From Syria with Love



Baraa Kouja is trying to get Westerners to understand the reality of the Syrian refugee crisis. This week, his art exhibition “From Syria with Love” stopped by Harvard’s campus to help bridge the gap.



From Syria With Love
This weekend, the Business School featured an exhibit of drawings by Syrian children, in order to spread awareness for the UK based charity, From Syria With Love.

News playing out on a screen often carries a distant weight. We hear about the human rights abuses of the Syrian refugee crisis. We see the photos of overfilled boats, of thousands of people crowding the shores of Greek beaches.

Then our phones buzz at us, telling us we have to go to that meeting or write that paper. And we run off, seamlessly enveloped back into our busy lives.

Baraa Kouja is trying to get Westerners to understand the reality of the Syrian refugee crisis. This week, his art exhibition “From Syria with Love” stopped by Harvard’s campus to help bridge the gap.

The exhibition is tiny. It occupies one wall inside Harvard Law School’s Austin Hall. Nevertheless, it is dizzying and colorful; it has its own way of drawing Syria closer to viewers. The drawings that line the wall have all been created by refugee children as a way to “express their feelings and emotions through art,” Kouja says. “Some of them are promising and hopeful, some of them are tragic… they all are powerful.”

Kouja, originally from Aleppo, founded a nonprofit organization—also called From Syria With Love—a year ago, while living in the UK. According to Kouja, the organization doesn’t take money for management and administration fees, and forwards all donations to refugee camps in Europe. Kouja has traveled the world leading talks and presenting the exhibition.

From Syria With Love
Volunteer Molly Masters, who published the book “From Syria With Love,” was also at the event.

“From Syria With Love” is built upon four main pillars: Education, Empowerment, Emergency, and Relief. Kouja’s organization sponsors school tents for refugee children. It provides emergency response and relief, including accommodations like wheelchairs. The organization also funds workshops that help refugees build valuable life skills and gain self-confidence.

The exhibition’s artwork offers viewers a glimpse into refugee children’s lives. Each piece is accompanied by an ID card, which features the artist’s name, age, and picture. One boy, Zahar Al-Omar, has drawn a picture of two opposing worlds. In one, missiles rain down on dead children.
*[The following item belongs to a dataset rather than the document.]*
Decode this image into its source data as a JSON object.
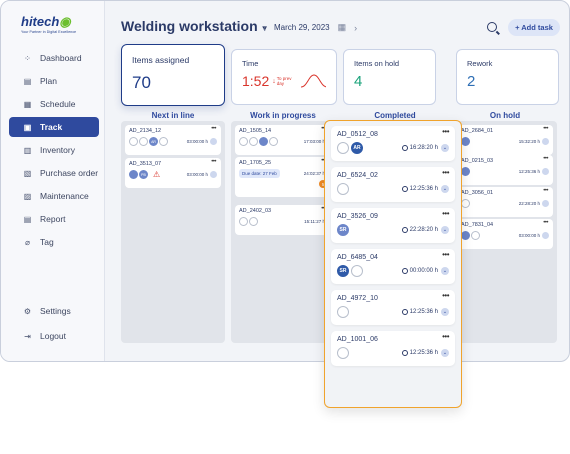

The sky is dark, the ground red. The other half of the drawing is light, in bright blues and purples. Happy-looking people hold bundles of balloons.

Another image stands out. Two girls, one in pink and the other in blue, sit crouched on the ground, shielding their eyes with their arms. Donha Khalil, the artist, is 13 years old.

From Syria With Love
Organizers of the event hoped that displaying artwork by Syrian children might cause people to stop and think about the importance of the charity.

Over the past year, Kouja’s efforts have yielded significant results. “This art exhibition has toured more than 25 destinations in the UK and been to France, San Francisco, and now Harvard University,” he says. After taking off in the UK, From Syria With Love has raised more than $30,000 in less than a year, according to Kouja.

Looking at the survivors’ drawings and their simultaneously hopeful and desperate words, viewers may be reminded of their own childhood drawings. Simple shapes, scribbled letters, and crayon outlines of wonder and terror mark the pieces of paper. They make the refugee crisis feel closer to home than you’d expect.